Strategic Planning Assumptions
By the end of 2022, the number of enterprise network teams using a SaaS-based console to manage data center networks will increase by more than 10 times to more than 1,500.
By 2023, more than 10% of large enterprises will be running on-premises public cloud infrastructure (such as AWS Outposts) in their private data centers, which is an increase from less than 1% in 2019.
Customers who use management consoles from their data center networking vendors to manage networking configurations inside public cloud network infrastructures will remain less than 1% thru 2023.

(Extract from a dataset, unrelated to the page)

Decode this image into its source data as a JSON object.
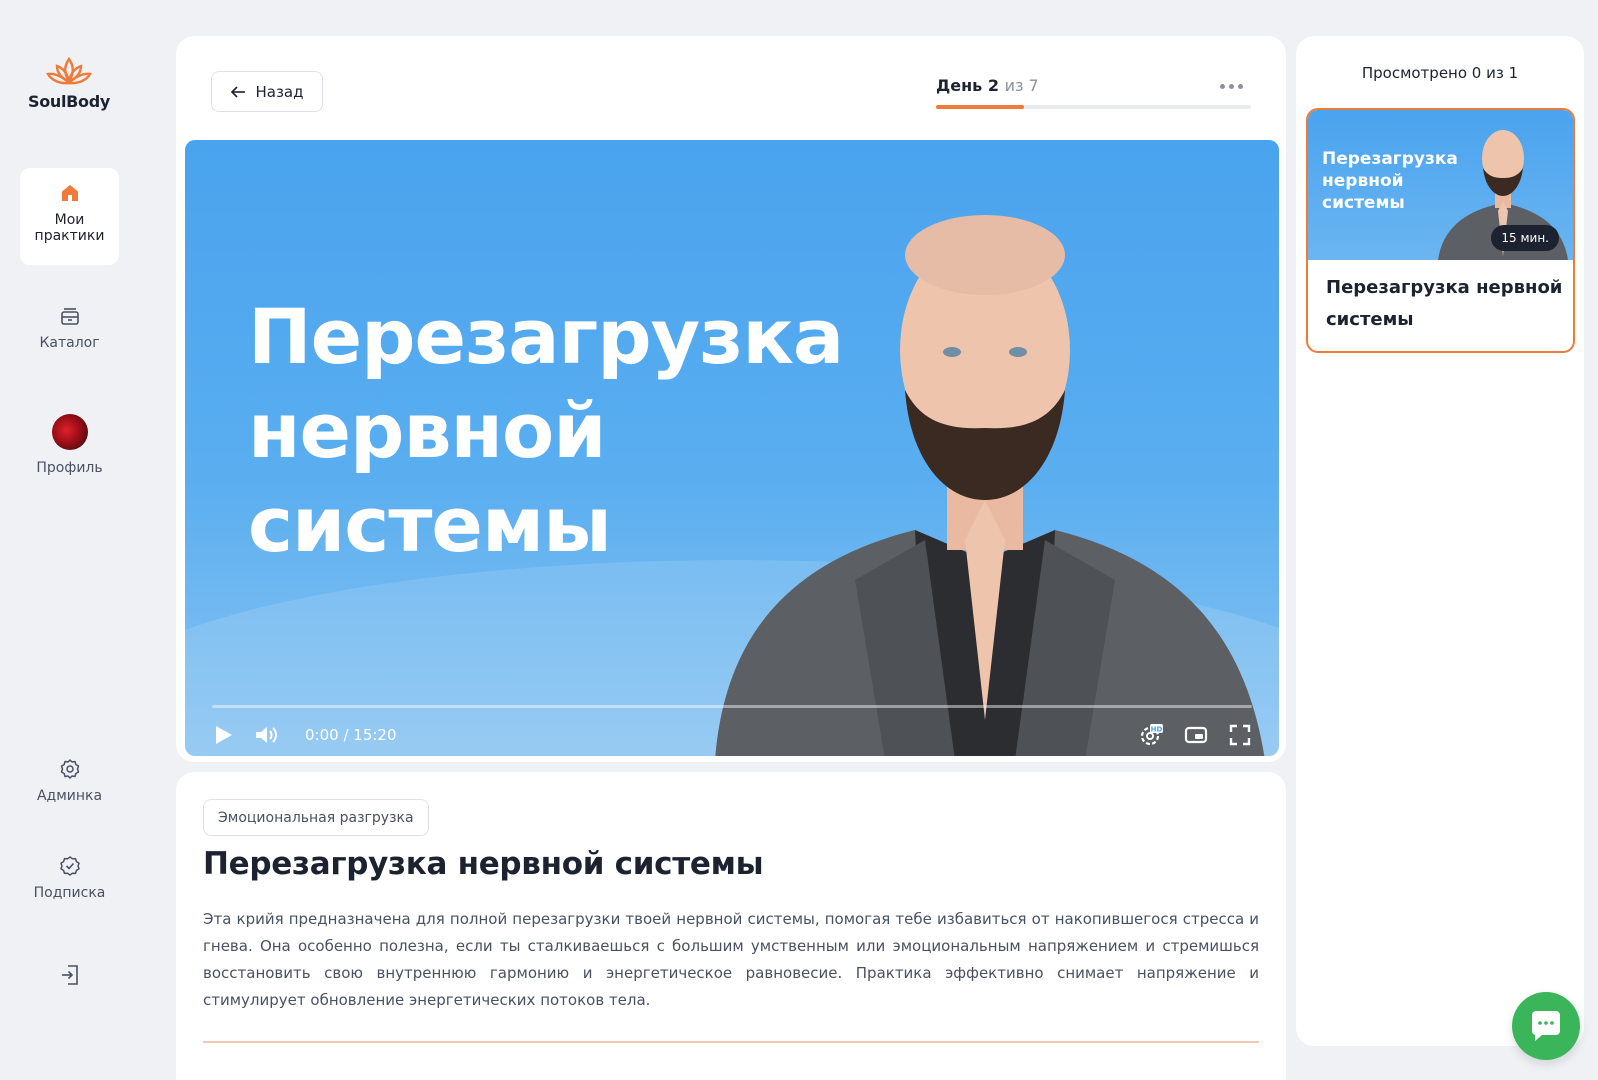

By 2023, 10% of enterprises will fully integrate data center networking activities into CI/CD pipelines, up nearly zero in early 2020.
By 2025, 20% of data center hardware switches will be procured via an as-a-service model (i.e., hardware as a service), up from nearly zero in early 2020.
This research evaluates data center and cloud networking hardware and software for enterprises that procure and manage their own data center networking infrastructures for installation on-premises or in colocation facilities. We also evaluate the ability to extend data center networking functionality onto public cloud providers’ infrastructures to better manage hybrid cloud networks. That said, we are not evaluating the internal physical networking infrastructures in public cloud providers’ networks.
Vendors covered in this research provide software and/or hardware to deliver network connectivity, primarily within enterprise data centers. Cloud and/or cloud-inspired technologies are now heavily used inside these enterprise data centers, including virtualization and automation. Thus, for 2020, we renamed the title of this research from “Magic Quadrant for Data Center Networking” to “Magic Quadrant for Data Center and Cloud Networking,” to match enterprise expectations.
Specific components that make up vendor solutions include physical switches, virtual switches, network operating systems, Ethernet fabrics, and network overlays, and the requisite management, programmability, automation, and orchestration of these components. Furthermore, vendors in this market have recently begun to extend their network policy, network visibility and network management capabilities to support workloads located in public clouds.
Historically, the data center network was just a fast, scalable LAN that connected all data center equipment, mainly servers. Although high-speed Ethernet ports (10/25/50/100GbE) are still important, the market extends far beyond just the hardware “speeds and feeds” affiliated with switches and switch ports. Specifically, as many enterprises are building private clouds and/or cloud-inspired data centers, they need improved programmability, automation, orchestration and integration with the rest of the data center infrastructure.